The Curve Between

We've been working with parabolas quite a bit. So let's play with some cubic functions for a minute. There are two right here. We have the graphs of f of x equals x cubed, this green curve, and g of x equals 3x cubed, this red curve. Now what I'd like you to do is write the equation of a function whose graph will lie between these two graphs. And we'll still intersect the origin. We're going to call this graph h of x. Let me show you an example of what h of x might look like since there are a number of different equations that it could be. So h of x might look something like this purple line. Think about how we need to stretch or shrink f of x to make it lookmore like h of x.

The Curve Between

There are actually a ton of different right answers for what h of x could be. The actual equation I graphed over here is h of x equals three halves x cubed. Instead of this three halves though, you could have any coefficient. Maybe lets call that coefficient A for now. That's between the values of 1 and 3. We want h of x to be stretched taller than f of x but not quite as tall as g of x.

Shift Right and Down

Let's finally get back to helping Athena. She knows that she wants to build her glasses frame logo using the shape of y equals x to the 4th. However, she wants the center of her glasses frame to be at the origin. So, she's figured out she needs to move this function to the right and down one, to create the bottom half of the right side of the frame. That should give her this graph. So this area right here will be the bottom of the right side of the frame, however we need the equation of this function. Please write the right-hand side of the equation here, I've already given you the left-hand side, it's just y.

Shift Right and Down

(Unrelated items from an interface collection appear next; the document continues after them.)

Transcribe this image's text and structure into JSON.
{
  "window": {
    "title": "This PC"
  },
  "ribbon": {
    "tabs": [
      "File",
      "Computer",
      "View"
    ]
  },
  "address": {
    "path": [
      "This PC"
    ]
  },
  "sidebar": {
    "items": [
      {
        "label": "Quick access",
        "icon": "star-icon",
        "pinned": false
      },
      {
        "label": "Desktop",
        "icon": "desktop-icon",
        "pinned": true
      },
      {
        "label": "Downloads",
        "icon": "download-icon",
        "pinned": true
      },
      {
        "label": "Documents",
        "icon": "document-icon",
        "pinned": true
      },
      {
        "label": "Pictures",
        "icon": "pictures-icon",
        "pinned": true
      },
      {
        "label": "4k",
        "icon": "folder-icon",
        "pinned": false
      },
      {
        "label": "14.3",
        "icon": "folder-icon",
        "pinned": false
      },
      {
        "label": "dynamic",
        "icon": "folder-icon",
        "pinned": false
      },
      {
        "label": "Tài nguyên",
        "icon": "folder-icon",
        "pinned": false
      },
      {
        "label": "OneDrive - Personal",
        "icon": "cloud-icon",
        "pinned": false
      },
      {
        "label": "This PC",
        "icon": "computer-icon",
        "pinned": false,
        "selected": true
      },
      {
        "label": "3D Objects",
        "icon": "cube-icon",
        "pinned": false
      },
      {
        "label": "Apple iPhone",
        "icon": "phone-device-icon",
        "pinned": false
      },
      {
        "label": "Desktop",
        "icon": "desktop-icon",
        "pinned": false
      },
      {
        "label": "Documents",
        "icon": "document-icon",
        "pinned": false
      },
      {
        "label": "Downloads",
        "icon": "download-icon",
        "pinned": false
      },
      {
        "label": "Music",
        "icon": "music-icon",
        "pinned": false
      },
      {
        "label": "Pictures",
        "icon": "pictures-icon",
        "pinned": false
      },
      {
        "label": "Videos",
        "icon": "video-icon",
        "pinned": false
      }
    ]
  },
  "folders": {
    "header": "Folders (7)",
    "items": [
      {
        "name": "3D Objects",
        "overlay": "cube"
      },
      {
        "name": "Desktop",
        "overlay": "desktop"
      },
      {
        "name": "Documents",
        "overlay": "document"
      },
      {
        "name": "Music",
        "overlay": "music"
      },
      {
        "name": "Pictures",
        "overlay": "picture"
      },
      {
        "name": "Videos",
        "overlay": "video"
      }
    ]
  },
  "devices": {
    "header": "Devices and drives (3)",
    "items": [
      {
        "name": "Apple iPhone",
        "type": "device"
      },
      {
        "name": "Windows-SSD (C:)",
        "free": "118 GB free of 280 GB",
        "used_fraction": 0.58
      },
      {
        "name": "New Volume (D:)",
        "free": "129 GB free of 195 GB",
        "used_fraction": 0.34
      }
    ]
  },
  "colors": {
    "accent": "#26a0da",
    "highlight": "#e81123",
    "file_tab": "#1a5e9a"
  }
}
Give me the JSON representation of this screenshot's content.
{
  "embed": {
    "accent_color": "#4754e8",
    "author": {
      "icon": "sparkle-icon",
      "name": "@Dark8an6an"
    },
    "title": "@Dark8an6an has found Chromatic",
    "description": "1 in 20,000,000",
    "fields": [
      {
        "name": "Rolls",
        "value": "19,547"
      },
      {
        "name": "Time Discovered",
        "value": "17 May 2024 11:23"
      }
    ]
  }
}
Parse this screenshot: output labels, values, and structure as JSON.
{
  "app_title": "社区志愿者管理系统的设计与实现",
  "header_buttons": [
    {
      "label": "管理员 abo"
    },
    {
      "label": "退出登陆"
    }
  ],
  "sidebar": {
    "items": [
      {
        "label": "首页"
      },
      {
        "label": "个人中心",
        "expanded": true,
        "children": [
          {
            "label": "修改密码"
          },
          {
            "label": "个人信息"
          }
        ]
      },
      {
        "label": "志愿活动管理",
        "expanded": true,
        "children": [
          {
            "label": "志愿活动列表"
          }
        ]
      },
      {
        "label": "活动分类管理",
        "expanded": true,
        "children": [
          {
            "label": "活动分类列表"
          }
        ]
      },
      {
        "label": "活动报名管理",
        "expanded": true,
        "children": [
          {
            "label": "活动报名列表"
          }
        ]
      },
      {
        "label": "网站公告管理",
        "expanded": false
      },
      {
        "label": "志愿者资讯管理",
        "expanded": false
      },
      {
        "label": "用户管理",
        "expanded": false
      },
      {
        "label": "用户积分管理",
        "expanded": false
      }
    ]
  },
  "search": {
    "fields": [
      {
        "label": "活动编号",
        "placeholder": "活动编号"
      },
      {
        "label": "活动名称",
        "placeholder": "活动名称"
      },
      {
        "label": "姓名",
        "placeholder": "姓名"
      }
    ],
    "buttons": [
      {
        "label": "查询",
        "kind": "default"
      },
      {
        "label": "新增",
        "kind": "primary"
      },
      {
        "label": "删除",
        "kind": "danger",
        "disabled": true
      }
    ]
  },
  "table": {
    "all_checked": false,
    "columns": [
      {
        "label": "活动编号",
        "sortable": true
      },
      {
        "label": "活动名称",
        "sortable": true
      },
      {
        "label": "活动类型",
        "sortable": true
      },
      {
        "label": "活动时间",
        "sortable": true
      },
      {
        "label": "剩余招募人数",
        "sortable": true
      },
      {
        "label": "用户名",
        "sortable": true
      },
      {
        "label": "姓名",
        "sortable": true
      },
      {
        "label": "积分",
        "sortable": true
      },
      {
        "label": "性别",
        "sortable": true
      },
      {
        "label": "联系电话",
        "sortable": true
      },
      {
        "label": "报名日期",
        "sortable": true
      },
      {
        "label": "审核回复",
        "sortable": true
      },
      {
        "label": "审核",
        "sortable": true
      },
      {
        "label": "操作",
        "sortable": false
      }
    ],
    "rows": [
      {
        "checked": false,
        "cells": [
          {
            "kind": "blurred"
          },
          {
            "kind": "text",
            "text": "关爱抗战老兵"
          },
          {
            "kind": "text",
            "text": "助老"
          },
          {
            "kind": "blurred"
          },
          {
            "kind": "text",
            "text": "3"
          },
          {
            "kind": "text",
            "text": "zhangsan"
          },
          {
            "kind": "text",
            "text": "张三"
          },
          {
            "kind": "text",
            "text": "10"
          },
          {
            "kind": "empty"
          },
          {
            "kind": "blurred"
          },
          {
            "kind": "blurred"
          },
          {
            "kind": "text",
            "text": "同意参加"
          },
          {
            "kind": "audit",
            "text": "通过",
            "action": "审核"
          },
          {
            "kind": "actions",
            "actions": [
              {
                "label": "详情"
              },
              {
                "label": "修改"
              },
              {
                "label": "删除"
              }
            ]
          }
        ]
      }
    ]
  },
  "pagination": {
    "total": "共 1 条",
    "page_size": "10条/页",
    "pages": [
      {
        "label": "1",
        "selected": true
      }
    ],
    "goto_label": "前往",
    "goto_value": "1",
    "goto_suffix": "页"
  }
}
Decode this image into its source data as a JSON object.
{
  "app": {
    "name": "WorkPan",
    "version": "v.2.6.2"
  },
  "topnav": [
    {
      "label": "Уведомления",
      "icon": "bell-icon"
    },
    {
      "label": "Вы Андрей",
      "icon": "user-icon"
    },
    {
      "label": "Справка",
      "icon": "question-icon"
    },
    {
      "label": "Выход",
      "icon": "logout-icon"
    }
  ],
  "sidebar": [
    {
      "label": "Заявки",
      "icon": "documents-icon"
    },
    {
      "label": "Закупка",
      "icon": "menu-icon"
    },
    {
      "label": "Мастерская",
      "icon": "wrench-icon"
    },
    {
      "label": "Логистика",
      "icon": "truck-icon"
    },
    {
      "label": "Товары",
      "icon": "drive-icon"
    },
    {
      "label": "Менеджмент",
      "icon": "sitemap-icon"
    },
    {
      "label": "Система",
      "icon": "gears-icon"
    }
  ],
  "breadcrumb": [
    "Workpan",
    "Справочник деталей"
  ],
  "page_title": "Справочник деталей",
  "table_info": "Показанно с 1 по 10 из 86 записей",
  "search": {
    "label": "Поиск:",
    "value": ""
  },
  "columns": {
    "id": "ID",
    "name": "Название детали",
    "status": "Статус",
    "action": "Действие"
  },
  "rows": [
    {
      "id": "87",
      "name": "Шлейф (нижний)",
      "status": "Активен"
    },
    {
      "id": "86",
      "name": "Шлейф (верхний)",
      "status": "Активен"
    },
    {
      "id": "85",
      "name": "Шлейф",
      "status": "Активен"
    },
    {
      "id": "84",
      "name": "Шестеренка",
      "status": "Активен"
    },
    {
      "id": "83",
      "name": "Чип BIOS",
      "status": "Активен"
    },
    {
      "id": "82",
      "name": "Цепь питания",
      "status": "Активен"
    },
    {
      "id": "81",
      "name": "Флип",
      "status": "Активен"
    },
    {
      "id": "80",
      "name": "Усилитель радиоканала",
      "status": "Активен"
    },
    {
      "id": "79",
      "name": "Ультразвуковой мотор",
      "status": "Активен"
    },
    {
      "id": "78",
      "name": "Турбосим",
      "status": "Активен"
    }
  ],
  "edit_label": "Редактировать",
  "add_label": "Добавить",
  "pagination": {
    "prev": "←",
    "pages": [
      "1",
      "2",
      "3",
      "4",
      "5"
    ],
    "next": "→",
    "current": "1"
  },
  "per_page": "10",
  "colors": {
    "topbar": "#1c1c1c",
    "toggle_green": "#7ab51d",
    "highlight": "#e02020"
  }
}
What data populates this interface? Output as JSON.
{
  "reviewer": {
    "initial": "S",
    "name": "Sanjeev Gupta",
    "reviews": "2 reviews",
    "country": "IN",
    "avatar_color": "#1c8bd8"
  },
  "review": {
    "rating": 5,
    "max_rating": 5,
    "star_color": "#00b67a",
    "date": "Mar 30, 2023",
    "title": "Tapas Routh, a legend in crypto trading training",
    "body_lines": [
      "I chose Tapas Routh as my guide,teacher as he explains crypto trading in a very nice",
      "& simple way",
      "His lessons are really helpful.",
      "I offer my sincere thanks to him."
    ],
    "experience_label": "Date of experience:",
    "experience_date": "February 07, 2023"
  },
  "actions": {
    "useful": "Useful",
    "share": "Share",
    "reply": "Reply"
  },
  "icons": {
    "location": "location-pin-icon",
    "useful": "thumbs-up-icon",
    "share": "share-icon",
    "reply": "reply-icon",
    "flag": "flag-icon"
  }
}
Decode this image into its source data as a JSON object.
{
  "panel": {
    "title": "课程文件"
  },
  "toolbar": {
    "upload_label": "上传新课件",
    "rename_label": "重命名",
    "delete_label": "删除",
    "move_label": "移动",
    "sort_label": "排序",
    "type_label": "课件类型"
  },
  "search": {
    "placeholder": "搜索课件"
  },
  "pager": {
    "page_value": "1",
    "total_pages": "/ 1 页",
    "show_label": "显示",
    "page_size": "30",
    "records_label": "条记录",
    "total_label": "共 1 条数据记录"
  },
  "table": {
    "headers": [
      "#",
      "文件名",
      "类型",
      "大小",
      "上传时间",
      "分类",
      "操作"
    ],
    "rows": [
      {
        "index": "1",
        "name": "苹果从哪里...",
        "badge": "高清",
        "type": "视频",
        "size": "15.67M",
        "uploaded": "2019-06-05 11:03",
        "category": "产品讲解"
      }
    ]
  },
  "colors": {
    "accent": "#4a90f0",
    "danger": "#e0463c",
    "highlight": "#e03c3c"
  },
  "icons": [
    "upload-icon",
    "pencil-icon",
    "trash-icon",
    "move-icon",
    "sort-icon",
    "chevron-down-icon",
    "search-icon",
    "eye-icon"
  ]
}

To move the function to the right by one unit. We need to replace the x. In the original function with x minus 1. So at that point, with just the translation to the right. We have y equals the quantity x minus 1 to the 4th. Now to move down by one unit. We need to subtract 1. So this is our final equation. For this graph over here. Y equals x minus 1 to the 4th minus 1.

Right Side of the Glasses Frame

Athena is one quarter of the way done with designing her logo. She has the bottom half of the right-hand side of the frame. But how can she complete it? What equation do we need for the top half? So what then is the equation of this function, which is the reflection in the X axis of this equation. Please write the right-hand side of the new function right here.

Right Side of the Glasses Frame

Reflecting in the x axis requires replacing y with negative y. Which means negating the entire function. So I've made the whole right side of the function negative. Now we could also of course distribute this negative to the two terms that we have. That would give us negative, the quantity x minus1 to the 4th, plus 1. Either way works.

We're now half way there. We have the equations of two of the lines that we are going to need to help Athena design her glasses logo. This is the right-hand side of the frame. And the other half of the frame should just be exactly like this one, simply reflected in the y-axis. So, here are the two functions we've already found. And over here, I'd like you to just write the right-hand side of each of their reflections in the y-axis. So, these are the two functions that are represented on the left-hand side of the graph over here.

We have a logo!

To make a reflection in the Y axis happen, we simply need to replace x in our original function with negative x in the transformed function. So, here are the four functions that Athena needs to make her final glasses frame logo. This is pretty cool. With a couple of domain restrictions and a few other functions added in, she could complete her picture like this. Or maybe she'd rather let the functions themselves complete the glasses. Of course, adding in a couple of other lines and points for wipers and nozzles. Either way, I think we've seen just how powerful transformation of different kinds of functions can be. You've learned about shifts, horizontally and vertically, reflections in the X-axis and the Y-axis, and stretches and shrinks in the vertical direction. These are all super powerful tools that can be used with any kind of function. Awesome job. I'm sure Grant will be very pleased with this logo.